■ Exercise aim ■
Below are the records; copy each line in which "name" occurs.

■ Task input ■
___

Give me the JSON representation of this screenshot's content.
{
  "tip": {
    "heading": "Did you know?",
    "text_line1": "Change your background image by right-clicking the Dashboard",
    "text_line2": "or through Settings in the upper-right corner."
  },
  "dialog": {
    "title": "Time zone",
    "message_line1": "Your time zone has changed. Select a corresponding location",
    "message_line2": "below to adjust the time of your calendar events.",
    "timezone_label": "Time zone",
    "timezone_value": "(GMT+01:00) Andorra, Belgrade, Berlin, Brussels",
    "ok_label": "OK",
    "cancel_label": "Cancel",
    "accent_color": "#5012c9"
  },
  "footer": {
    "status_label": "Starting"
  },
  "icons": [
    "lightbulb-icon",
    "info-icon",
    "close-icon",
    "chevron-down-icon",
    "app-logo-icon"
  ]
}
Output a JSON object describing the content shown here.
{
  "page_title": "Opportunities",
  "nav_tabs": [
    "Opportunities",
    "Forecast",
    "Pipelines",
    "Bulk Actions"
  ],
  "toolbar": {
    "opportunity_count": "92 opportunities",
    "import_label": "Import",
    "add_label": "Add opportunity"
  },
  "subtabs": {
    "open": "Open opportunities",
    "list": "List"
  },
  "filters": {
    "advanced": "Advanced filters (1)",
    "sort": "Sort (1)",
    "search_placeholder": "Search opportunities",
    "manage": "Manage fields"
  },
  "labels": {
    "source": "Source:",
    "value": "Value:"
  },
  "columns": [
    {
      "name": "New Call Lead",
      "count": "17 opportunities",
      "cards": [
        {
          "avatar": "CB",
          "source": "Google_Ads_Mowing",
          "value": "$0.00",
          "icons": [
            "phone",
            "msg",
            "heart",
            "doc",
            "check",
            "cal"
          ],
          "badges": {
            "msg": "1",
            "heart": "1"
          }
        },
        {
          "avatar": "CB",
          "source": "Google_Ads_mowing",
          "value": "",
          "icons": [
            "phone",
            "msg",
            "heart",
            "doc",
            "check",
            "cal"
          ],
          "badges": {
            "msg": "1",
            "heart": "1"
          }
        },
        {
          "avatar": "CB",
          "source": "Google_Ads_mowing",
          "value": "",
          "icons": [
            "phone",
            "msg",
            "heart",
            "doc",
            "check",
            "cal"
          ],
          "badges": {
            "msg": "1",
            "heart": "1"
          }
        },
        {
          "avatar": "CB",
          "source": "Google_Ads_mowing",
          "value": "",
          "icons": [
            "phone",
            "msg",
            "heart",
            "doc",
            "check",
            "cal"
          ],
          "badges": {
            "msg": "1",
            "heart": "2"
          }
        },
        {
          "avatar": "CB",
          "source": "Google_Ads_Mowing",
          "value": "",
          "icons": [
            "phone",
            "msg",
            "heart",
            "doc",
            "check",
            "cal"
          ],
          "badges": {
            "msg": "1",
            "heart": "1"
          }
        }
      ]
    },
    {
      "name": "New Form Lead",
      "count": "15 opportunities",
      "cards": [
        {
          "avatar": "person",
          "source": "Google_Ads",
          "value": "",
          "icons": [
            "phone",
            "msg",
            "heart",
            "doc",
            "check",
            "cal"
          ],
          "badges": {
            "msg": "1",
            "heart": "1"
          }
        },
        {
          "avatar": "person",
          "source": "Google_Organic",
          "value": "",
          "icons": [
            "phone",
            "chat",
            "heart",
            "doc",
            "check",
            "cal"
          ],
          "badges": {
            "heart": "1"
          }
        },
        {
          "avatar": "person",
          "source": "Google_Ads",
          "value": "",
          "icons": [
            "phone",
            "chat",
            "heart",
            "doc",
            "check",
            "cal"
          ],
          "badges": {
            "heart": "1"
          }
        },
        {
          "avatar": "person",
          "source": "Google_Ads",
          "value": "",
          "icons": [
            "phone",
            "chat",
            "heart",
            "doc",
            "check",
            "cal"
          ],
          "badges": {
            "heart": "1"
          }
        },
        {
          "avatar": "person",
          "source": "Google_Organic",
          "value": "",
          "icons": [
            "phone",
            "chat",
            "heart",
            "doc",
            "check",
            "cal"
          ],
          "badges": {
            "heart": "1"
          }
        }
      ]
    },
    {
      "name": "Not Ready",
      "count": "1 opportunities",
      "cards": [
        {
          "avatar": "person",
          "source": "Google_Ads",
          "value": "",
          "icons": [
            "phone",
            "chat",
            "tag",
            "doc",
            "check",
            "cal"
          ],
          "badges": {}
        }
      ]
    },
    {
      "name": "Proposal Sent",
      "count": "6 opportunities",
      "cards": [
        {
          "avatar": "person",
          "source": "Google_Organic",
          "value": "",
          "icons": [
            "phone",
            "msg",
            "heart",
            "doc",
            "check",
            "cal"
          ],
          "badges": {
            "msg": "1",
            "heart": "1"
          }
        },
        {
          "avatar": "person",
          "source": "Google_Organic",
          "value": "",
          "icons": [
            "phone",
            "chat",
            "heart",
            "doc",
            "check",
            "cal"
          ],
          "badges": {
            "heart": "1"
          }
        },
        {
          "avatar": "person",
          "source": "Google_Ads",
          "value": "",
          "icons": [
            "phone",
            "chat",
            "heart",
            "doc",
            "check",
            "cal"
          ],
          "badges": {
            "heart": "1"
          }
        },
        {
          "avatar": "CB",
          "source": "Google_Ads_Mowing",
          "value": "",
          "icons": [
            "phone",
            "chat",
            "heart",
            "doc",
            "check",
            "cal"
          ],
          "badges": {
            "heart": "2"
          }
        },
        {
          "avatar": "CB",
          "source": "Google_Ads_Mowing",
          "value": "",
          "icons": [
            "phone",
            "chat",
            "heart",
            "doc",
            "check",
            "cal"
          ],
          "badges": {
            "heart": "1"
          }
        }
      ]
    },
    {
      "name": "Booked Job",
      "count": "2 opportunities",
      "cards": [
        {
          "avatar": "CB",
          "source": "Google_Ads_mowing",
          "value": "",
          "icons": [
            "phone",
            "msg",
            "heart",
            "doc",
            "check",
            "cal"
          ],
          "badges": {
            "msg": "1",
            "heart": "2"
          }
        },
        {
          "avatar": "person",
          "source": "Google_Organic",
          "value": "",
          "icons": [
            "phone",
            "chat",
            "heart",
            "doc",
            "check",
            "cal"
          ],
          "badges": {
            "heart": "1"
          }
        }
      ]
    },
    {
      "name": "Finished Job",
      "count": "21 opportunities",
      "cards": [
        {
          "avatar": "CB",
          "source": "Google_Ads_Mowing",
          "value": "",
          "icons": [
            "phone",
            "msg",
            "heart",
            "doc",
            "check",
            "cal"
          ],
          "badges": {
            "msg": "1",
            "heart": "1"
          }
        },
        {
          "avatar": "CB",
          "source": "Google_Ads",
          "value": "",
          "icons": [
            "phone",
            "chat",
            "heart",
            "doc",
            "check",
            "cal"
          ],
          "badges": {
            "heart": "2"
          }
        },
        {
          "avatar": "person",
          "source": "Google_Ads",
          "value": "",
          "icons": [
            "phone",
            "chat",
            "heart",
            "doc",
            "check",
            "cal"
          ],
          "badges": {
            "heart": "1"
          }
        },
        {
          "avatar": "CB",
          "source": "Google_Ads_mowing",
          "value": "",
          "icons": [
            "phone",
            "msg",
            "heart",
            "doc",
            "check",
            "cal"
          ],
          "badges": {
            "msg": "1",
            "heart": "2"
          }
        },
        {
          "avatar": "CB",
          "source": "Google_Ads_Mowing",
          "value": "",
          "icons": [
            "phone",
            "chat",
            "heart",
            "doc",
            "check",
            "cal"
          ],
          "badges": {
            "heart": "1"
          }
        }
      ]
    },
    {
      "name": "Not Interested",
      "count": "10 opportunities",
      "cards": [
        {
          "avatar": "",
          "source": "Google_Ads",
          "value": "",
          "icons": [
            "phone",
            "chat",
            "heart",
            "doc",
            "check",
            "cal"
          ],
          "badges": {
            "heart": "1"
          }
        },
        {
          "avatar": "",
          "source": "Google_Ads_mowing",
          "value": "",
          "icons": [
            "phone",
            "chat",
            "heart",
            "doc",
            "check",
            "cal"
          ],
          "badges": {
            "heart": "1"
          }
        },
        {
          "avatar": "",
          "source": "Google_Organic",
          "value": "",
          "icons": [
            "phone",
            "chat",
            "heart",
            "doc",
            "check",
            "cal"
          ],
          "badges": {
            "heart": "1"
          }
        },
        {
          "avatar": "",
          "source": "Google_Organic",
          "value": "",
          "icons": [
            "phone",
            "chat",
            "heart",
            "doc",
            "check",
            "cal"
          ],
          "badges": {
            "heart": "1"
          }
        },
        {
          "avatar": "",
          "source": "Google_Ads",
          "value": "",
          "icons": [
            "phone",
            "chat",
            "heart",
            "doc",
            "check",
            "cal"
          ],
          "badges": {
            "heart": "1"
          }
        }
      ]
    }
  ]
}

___

■ Exercise answer ■
      "name": "New Call Lead",
      "name": "New Form Lead",
      "name": "Not Ready",
      "name": "Proposal Sent",
      "name": "Booked Job",
      "name": "Finished Job",
      "name": "Not Interested",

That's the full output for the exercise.